Film

  • GALA Hispanic Theatre’s sixth annual international film festival “Reel Time at GALA” will feature the 2015 documentary “Refugio/Refuge,” about the lives in Mexico of two former refugees who fled Guatemala on foot; and the D.C. premiere of Carolyn Brown’s 2017 documentary “The Salinas Project,” about children of migrant farm workers living in a predominantly Latino neighborhood with high poverty, gang violence and deplorable housing conditions. A Q&A with Brown will follow. 7 p.m. Free; reservations required. GALA Theatre, 3333 14th St NW. 202-234-7174. The festival will continue through Dec. 3.

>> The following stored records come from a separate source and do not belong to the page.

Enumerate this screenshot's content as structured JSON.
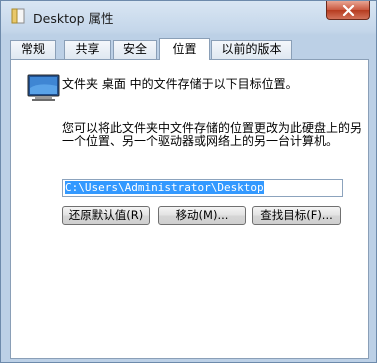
{
  "window": {
    "title": "Desktop 属性"
  },
  "tabs": [
    {
      "label": "常规"
    },
    {
      "label": "共享"
    },
    {
      "label": "安全"
    },
    {
      "label": "位置"
    },
    {
      "label": "以前的版本"
    }
  ],
  "location": {
    "description": "文件夹 桌面 中的文件存储于以下目标位置。",
    "explanation": "您可以将此文件夹中文件存储的位置更改为此硬盘上的另一个位置、另一个驱动器或网络上的另一台计算机。",
    "path_value": "C:\\Users\\Administrator\\Desktop"
  },
  "buttons": {
    "restore_default": "还原默认值(R)",
    "move": "移动(M)...",
    "find_target": "查找目标(F)..."
  },
  "icons": {
    "title": "folder-icon",
    "close": "close-icon",
    "location": "desktop-folder-icon"
  }
}
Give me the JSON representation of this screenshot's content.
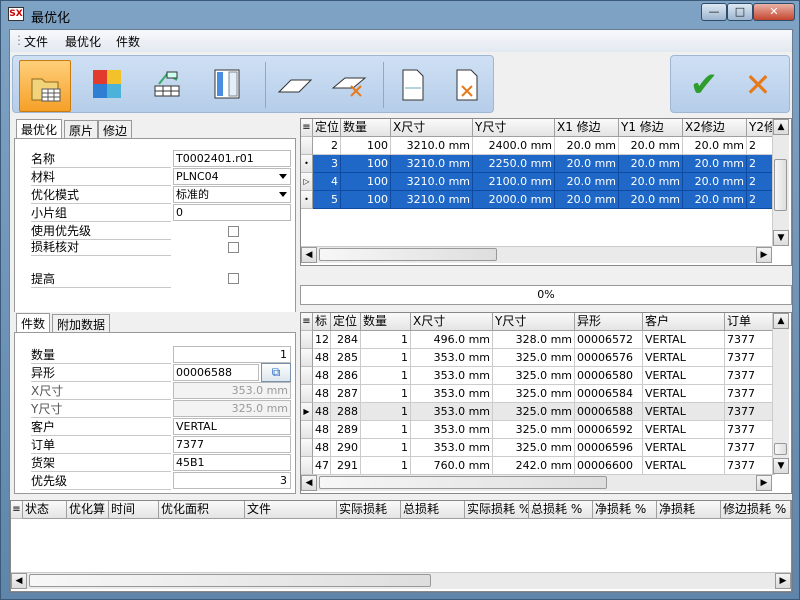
{
  "window": {
    "title": "最优化",
    "icon_text": "SX",
    "minimize": "—",
    "maximize": "□",
    "close": "✕"
  },
  "menu": [
    "文件",
    "最优化",
    "件数"
  ],
  "toolbar": {
    "icons": [
      "open-folder-icon",
      "color-palette-icon",
      "stack-pieces-icon",
      "panel-edge-icon",
      "parallelogram-icon",
      "parallelogram-remove-icon",
      "page-icon",
      "page-remove-icon"
    ],
    "ok": "✔",
    "cancel": "✕",
    "colors": {
      "ok": "#2e9d2e",
      "cancel": "#e8791a",
      "selected": "#f5a028"
    }
  },
  "top_panel": {
    "tabs": [
      "最优化",
      "原片",
      "修边"
    ],
    "fields": [
      {
        "label": "名称",
        "value": "T0002401.r01"
      },
      {
        "label": "材料",
        "value": "PLNC04"
      },
      {
        "label": "优化模式",
        "value": "标准的"
      },
      {
        "label": "小片组",
        "value": "0"
      },
      {
        "label": "使用优先级",
        "value": ""
      },
      {
        "label": "损耗核对",
        "value": ""
      },
      {
        "label": "提高",
        "value": ""
      }
    ]
  },
  "sheets_grid": {
    "columns": [
      "定位",
      "数量",
      "X尺寸",
      "Y尺寸",
      "X1 修边",
      "Y1 修边",
      "X2修边",
      "Y2修"
    ],
    "rows": [
      {
        "marker": "",
        "cells": [
          "2",
          "100",
          "3210.0 mm",
          "2400.0 mm",
          "20.0 mm",
          "20.0 mm",
          "20.0 mm",
          "2"
        ]
      },
      {
        "marker": "•",
        "cells": [
          "3",
          "100",
          "3210.0 mm",
          "2250.0 mm",
          "20.0 mm",
          "20.0 mm",
          "20.0 mm",
          "2"
        ]
      },
      {
        "marker": "▷",
        "cells": [
          "4",
          "100",
          "3210.0 mm",
          "2100.0 mm",
          "20.0 mm",
          "20.0 mm",
          "20.0 mm",
          "2"
        ]
      },
      {
        "marker": "•",
        "cells": [
          "5",
          "100",
          "3210.0 mm",
          "2000.0 mm",
          "20.0 mm",
          "20.0 mm",
          "20.0 mm",
          "2"
        ]
      }
    ]
  },
  "progress": {
    "text": "0%",
    "value": 0
  },
  "mid_panel": {
    "tabs": [
      "件数",
      "附加数据"
    ],
    "fields": [
      {
        "label": "数量",
        "value": "1"
      },
      {
        "label": "异形",
        "value": "00006588"
      },
      {
        "label": "X尺寸",
        "value": "353.0 mm"
      },
      {
        "label": "Y尺寸",
        "value": "325.0 mm"
      },
      {
        "label": "客户",
        "value": "VERTAL"
      },
      {
        "label": "订单",
        "value": "7377"
      },
      {
        "label": "货架",
        "value": "45B1"
      },
      {
        "label": "优先级",
        "value": "3"
      }
    ]
  },
  "pieces_grid": {
    "columns": [
      "标",
      "定位",
      "数量",
      "X尺寸",
      "Y尺寸",
      "异形",
      "客户",
      "订单"
    ],
    "rows": [
      {
        "marker": "",
        "cells": [
          "12",
          "284",
          "1",
          "496.0 mm",
          "328.0 mm",
          "00006572",
          "VERTAL",
          "7377"
        ]
      },
      {
        "marker": "",
        "cells": [
          "48",
          "285",
          "1",
          "353.0 mm",
          "325.0 mm",
          "00006576",
          "VERTAL",
          "7377"
        ]
      },
      {
        "marker": "",
        "cells": [
          "48",
          "286",
          "1",
          "353.0 mm",
          "325.0 mm",
          "00006580",
          "VERTAL",
          "7377"
        ]
      },
      {
        "marker": "",
        "cells": [
          "48",
          "287",
          "1",
          "353.0 mm",
          "325.0 mm",
          "00006584",
          "VERTAL",
          "7377"
        ]
      },
      {
        "marker": "▶",
        "cells": [
          "48",
          "288",
          "1",
          "353.0 mm",
          "325.0 mm",
          "00006588",
          "VERTAL",
          "7377"
        ]
      },
      {
        "marker": "",
        "cells": [
          "48",
          "289",
          "1",
          "353.0 mm",
          "325.0 mm",
          "00006592",
          "VERTAL",
          "7377"
        ]
      },
      {
        "marker": "",
        "cells": [
          "48",
          "290",
          "1",
          "353.0 mm",
          "325.0 mm",
          "00006596",
          "VERTAL",
          "7377"
        ]
      },
      {
        "marker": "",
        "cells": [
          "47",
          "291",
          "1",
          "760.0 mm",
          "242.0 mm",
          "00006600",
          "VERTAL",
          "7377"
        ]
      }
    ]
  },
  "results_grid": {
    "columns": [
      "状态",
      "优化算",
      "时间",
      "优化面积",
      "文件",
      "实际损耗",
      "总损耗",
      "实际损耗 %",
      "总损耗 %",
      "净损耗 %",
      "净损耗",
      "修边损耗 %"
    ]
  },
  "scroll": {
    "up": "▲",
    "down": "▼",
    "left": "◀",
    "right": "▶",
    "grid_icon": "≡"
  }
}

Performances and readings

  • Central Pennsylvania Youth Ballet will pay tribute to past Kennedy Center honoree George Balanchine with a performance from some of Balanchine’s most famous ballets, including dances from “The Nutcracker.” 6 p.m. Free. Millennium Stage, Kennedy Center. 202-467-4600.
  • The Georgetown University Dance Company will perform diverse programs of dances ranging from hip-hop to classical ballet by professional guest and student choreographers. 8 p.m. Free. Devine Studio Theatre, Davis Performing Arts Center, Georgetown University, 37th and O streets NW. performingarts.georgetown.edu. The performance will repeat Friday at 8 p.m.
  • Jonathan Tucker will host an open-mic poetry event. 9 to 11 p.m. $5. Cullen Room, Busboys and Poets 5th & K, 1025 5th St. NW. 202-789-2227.

Special events

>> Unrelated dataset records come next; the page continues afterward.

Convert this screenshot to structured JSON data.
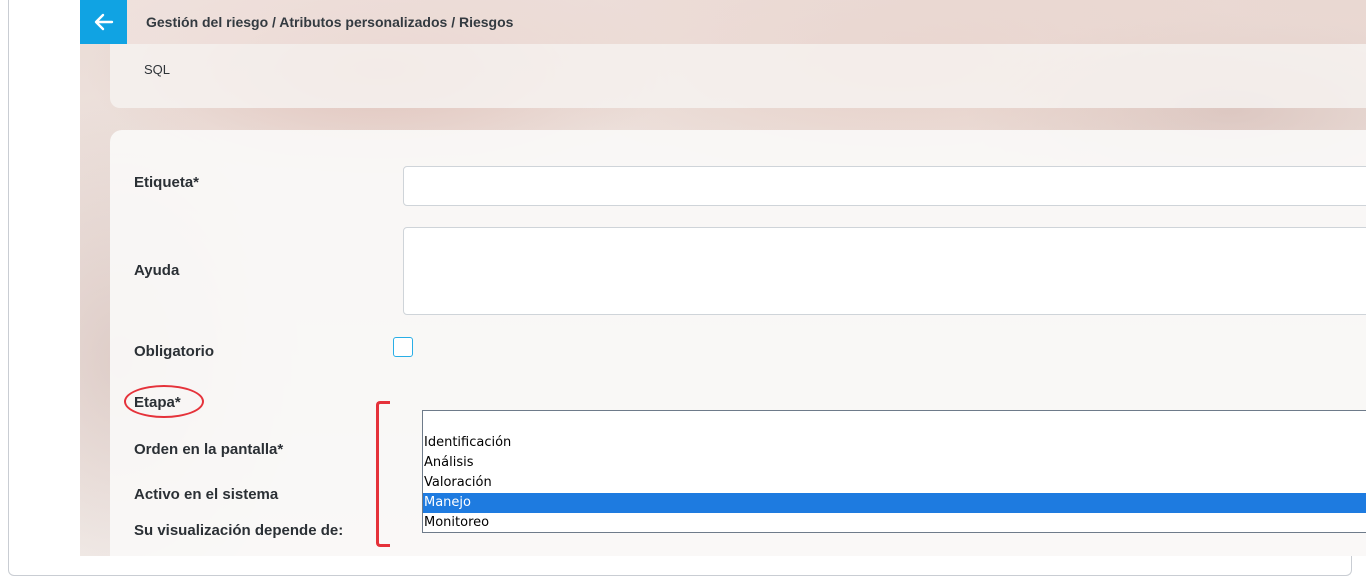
{
  "header": {
    "back_icon": "arrow-left-icon",
    "breadcrumb": "Gestión del riesgo / Atributos personalizados / Riesgos"
  },
  "sql_card": {
    "label": "SQL"
  },
  "form": {
    "etiqueta_label": "Etiqueta*",
    "etiqueta_value": "",
    "ayuda_label": "Ayuda",
    "ayuda_value": "",
    "obligatorio_label": "Obligatorio",
    "obligatorio_checked": false,
    "etapa_label": "Etapa*",
    "orden_label": "Orden en la pantalla*",
    "activo_label": "Activo en el sistema",
    "visualizacion_label": "Su visualización depende de:"
  },
  "etapa_options": [
    {
      "label": "",
      "selected": false
    },
    {
      "label": "Identificación",
      "selected": false
    },
    {
      "label": "Análisis",
      "selected": false
    },
    {
      "label": "Valoración",
      "selected": false
    },
    {
      "label": "Manejo",
      "selected": true
    },
    {
      "label": "Monitoreo",
      "selected": false
    }
  ],
  "colors": {
    "accent": "#10a3e3",
    "selection": "#1e7be0",
    "annotation": "#e5323a"
  }
}
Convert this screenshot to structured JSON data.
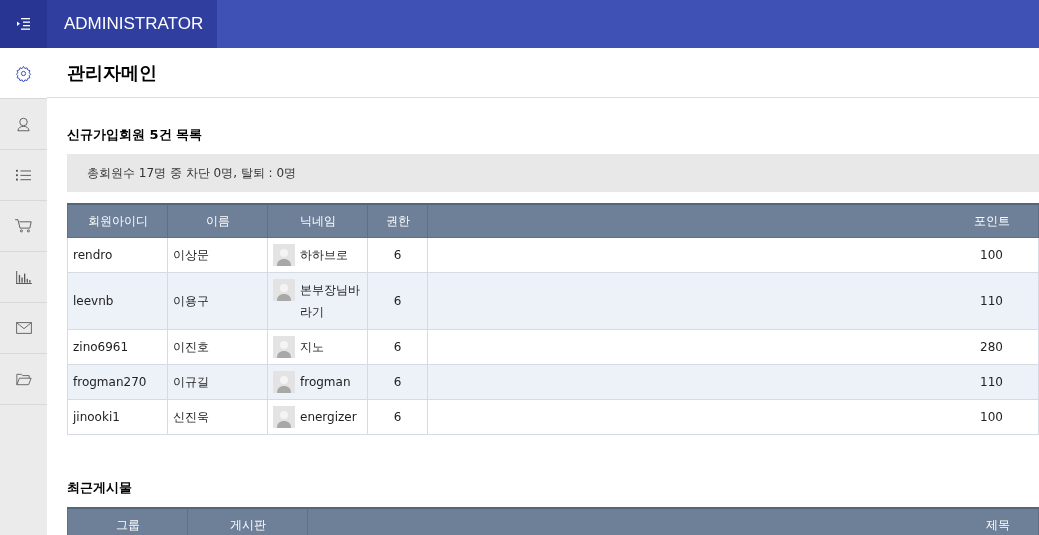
{
  "header": {
    "title": "ADMINISTRATOR"
  },
  "sidebar": {
    "items": [
      {
        "kind": "gear",
        "selected": true
      },
      {
        "kind": "user",
        "selected": false
      },
      {
        "kind": "list",
        "selected": false
      },
      {
        "kind": "cart",
        "selected": false
      },
      {
        "kind": "chart",
        "selected": false
      },
      {
        "kind": "mail",
        "selected": false
      },
      {
        "kind": "folder",
        "selected": false
      }
    ]
  },
  "page_title": "관리자메인",
  "members": {
    "title": "신규가입회원 5건 목록",
    "summary": "총회원수 17명 중 차단 0명, 탈퇴 : 0명",
    "columns": [
      "회원아이디",
      "이름",
      "닉네임",
      "권한",
      "포인트"
    ],
    "rows": [
      {
        "id": "rendro",
        "name": "이상문",
        "nickname": "하하브로",
        "level": "6",
        "points": "100"
      },
      {
        "id": "leevnb",
        "name": "이용구",
        "nickname": "본부장님바라기",
        "level": "6",
        "points": "110"
      },
      {
        "id": "zino6961",
        "name": "이진호",
        "nickname": "지노",
        "level": "6",
        "points": "280"
      },
      {
        "id": "frogman270",
        "name": "이규길",
        "nickname": "frogman",
        "level": "6",
        "points": "110"
      },
      {
        "id": "jinooki1",
        "name": "신진욱",
        "nickname": "energizer",
        "level": "6",
        "points": "100"
      }
    ]
  },
  "posts": {
    "title": "최근게시물",
    "columns": [
      "그룹",
      "게시판",
      "제목"
    ]
  }
}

  • The 13th annual Downtown Holiday Market will feature exhibitors, local food and live music. Noon to 8 p.m. Free admission. Sidewalk of F Street between 7th and 9th streets NW, in front of the Smithsonian American Art Museum and National Portrait Gallery. downtownholidaymarket.com. The market will continue through Dec. 23 from noon to 8 p.m. daily.
  • “ZooLights” will feature environmentally friendly LED displays, a light show set to music, 150-foot-long “snow tubing” tracks, the Conservation Carousel, live entertainment, and a glow-in-the-dark play zone for children. 5 to 9 p.m. Free admission. National Zoo, 3001 Connecticut Ave. NW. 202-633-4470. The event will repeat daily through Jan. 1 (except Dec. 24, 25 and 31).
  • An information session on “What it Takes: Shabbat at Home” will feature tips from Rabbi Shira Stutman and Aaron Shneyer on how to make Havdalah on your own. 7 p.m. $18. Sixth & I Historic Synagogue, 600 I St. NW. sixthandi.org.